To honour the locals who rely on farming for their livelihood, every year on August 1st (Bhado), the 'Olgia' Festival is celebrated to mark the start of the harvesting season. At this time of abundance and prosperity, crops are in full bloom and cattle ready to be milked. This festival captures the appreciation that farmers feel towards nature's generous bounty.
Exchanging gifts like axes, ghee, datkhocha (metallic toothpick), and firewood are common during this festival. Moreover, an essential celebration tradition involves eating chapatis filled with urad dal accompanied by ghee.
Basant Panchami is another popular festival celebrated in Uttarakhand. It marks the onset of spring and is associated with a feeling of joy, optimism and rebirth. This festival is also associated with Goddess Saraswati and is observed on the fifth day of Magh (January-February) as per the Hindu lunar calendar.
On this day, processions are held in towns and cities, while fairs are organised in the countryside. People wear yellow clothes, offer special prayers to Goddess Saraswati, and participate in kite-flying activities.
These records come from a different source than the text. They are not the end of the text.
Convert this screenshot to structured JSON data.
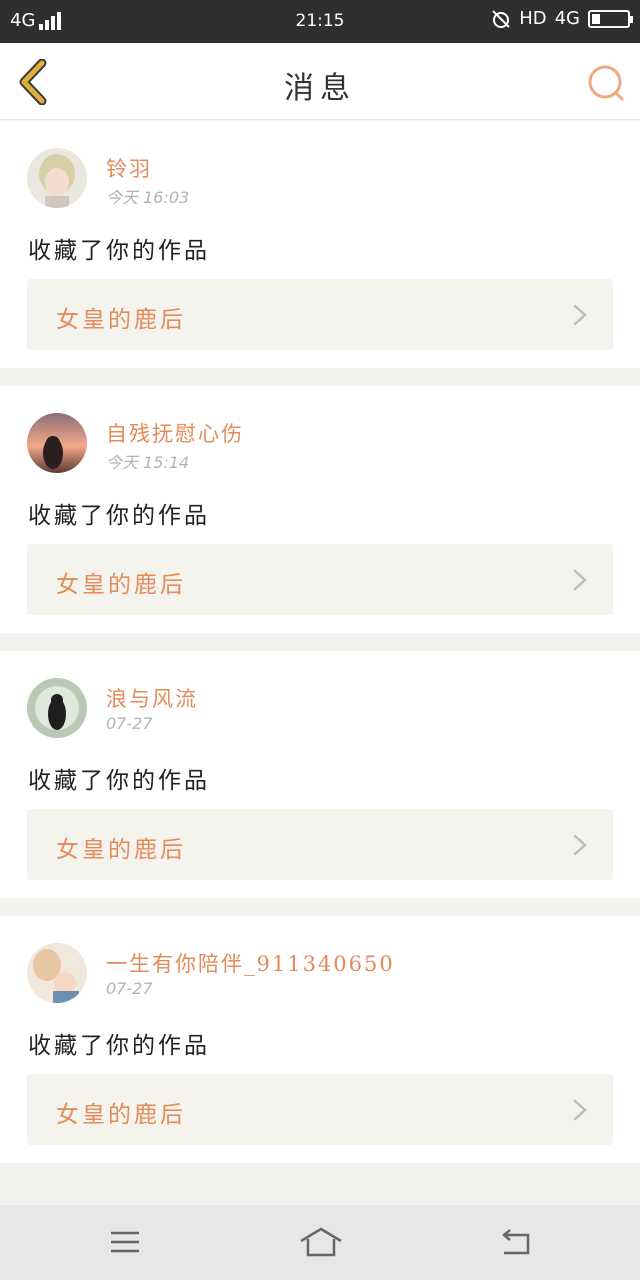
{
  "status_bar": {
    "network_left": "4G",
    "time": "21:15",
    "hd": "HD",
    "network_right": "4G"
  },
  "header": {
    "title": "消息"
  },
  "messages": [
    {
      "user": "铃羽",
      "time": "今天 16:03",
      "action": "收藏了你的作品",
      "work_title": "女皇的鹿后",
      "avatar": "avatar-blonde"
    },
    {
      "user": "自残抚慰心伤",
      "time": "今天 15:14",
      "action": "收藏了你的作品",
      "work_title": "女皇的鹿后",
      "avatar": "avatar-sunset"
    },
    {
      "user": "浪与风流",
      "time": "07-27",
      "action": "收藏了你的作品",
      "work_title": "女皇的鹿后",
      "avatar": "avatar-green"
    },
    {
      "user": "一生有你陪伴_911340650",
      "time": "07-27",
      "action": "收藏了你的作品",
      "work_title": "女皇的鹿后",
      "avatar": "avatar-child"
    }
  ],
  "colors": {
    "accent": "#e48b5a",
    "chevron": "#e0b03a",
    "status_bg": "#2f2f2f"
  }
}
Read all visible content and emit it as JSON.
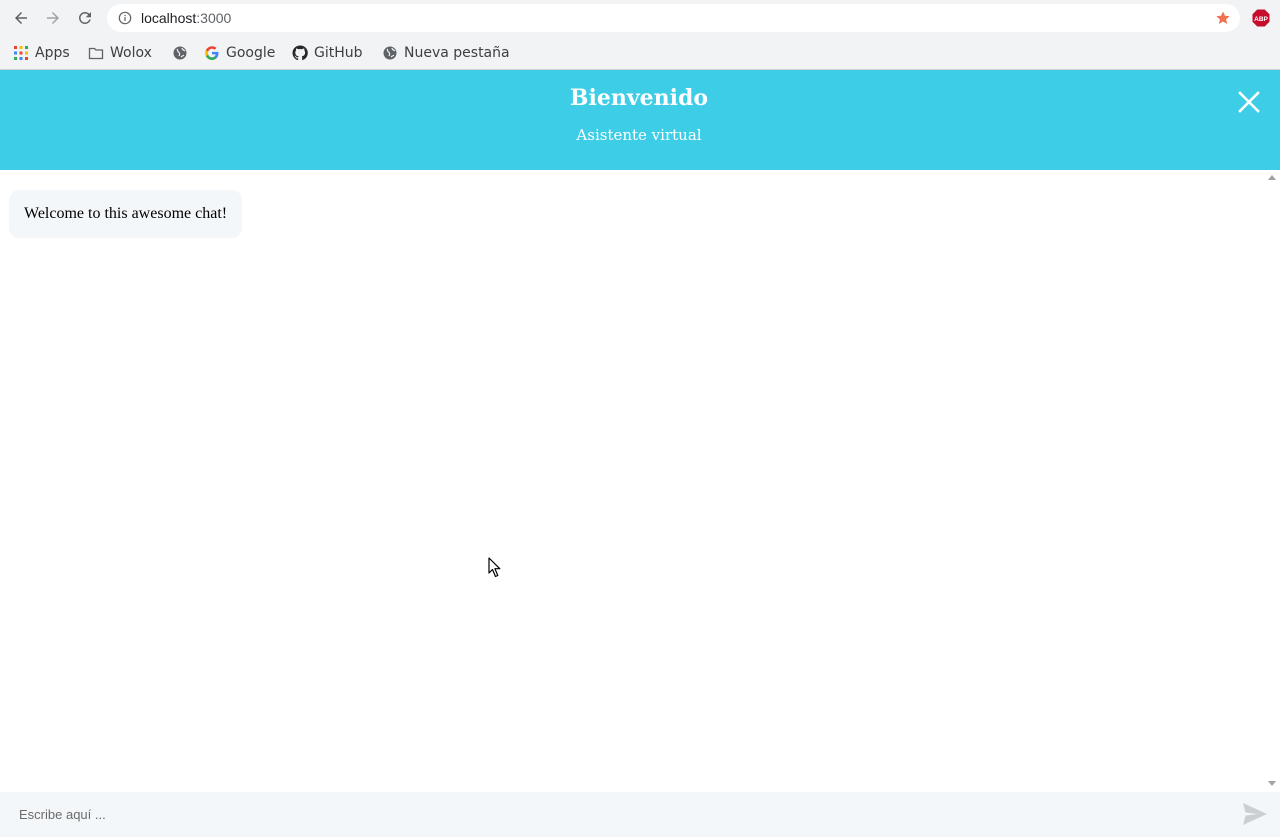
{
  "browser": {
    "url_host": "localhost",
    "url_port": ":3000",
    "back_icon": "arrow-left-icon",
    "forward_icon": "arrow-right-icon",
    "reload_icon": "reload-icon",
    "bookmark_star_color": "#f0714f",
    "extension_label": "ABP"
  },
  "bookmarks": [
    {
      "label": "Apps",
      "icon": "apps-grid-icon"
    },
    {
      "label": "Wolox",
      "icon": "folder-icon"
    },
    {
      "label": "",
      "icon": "globe-icon"
    },
    {
      "label": "Google",
      "icon": "google-icon"
    },
    {
      "label": "GitHub",
      "icon": "github-icon"
    },
    {
      "label": "Nueva pestaña",
      "icon": "globe-icon"
    }
  ],
  "chat": {
    "accent_color": "#3dcde7",
    "title": "Bienvenido",
    "subtitle": "Asistente virtual",
    "messages": [
      {
        "text": "Welcome to this awesome chat!",
        "sender": "bot"
      }
    ],
    "input": {
      "value": "",
      "placeholder": "Escribe aquí ..."
    }
  }
}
Celebrated for a week by the Jaunsari tribe, whose ancestry is derived from the Pandavas, Bissu Mela is an extensive affair. In honour of a bountiful harvest season in Uttarakhand, people come together to show their reverence and admiration for 'Santoora Devi', an incarnation of Goddess Durga - making it one of the prime attractions of this grand fair.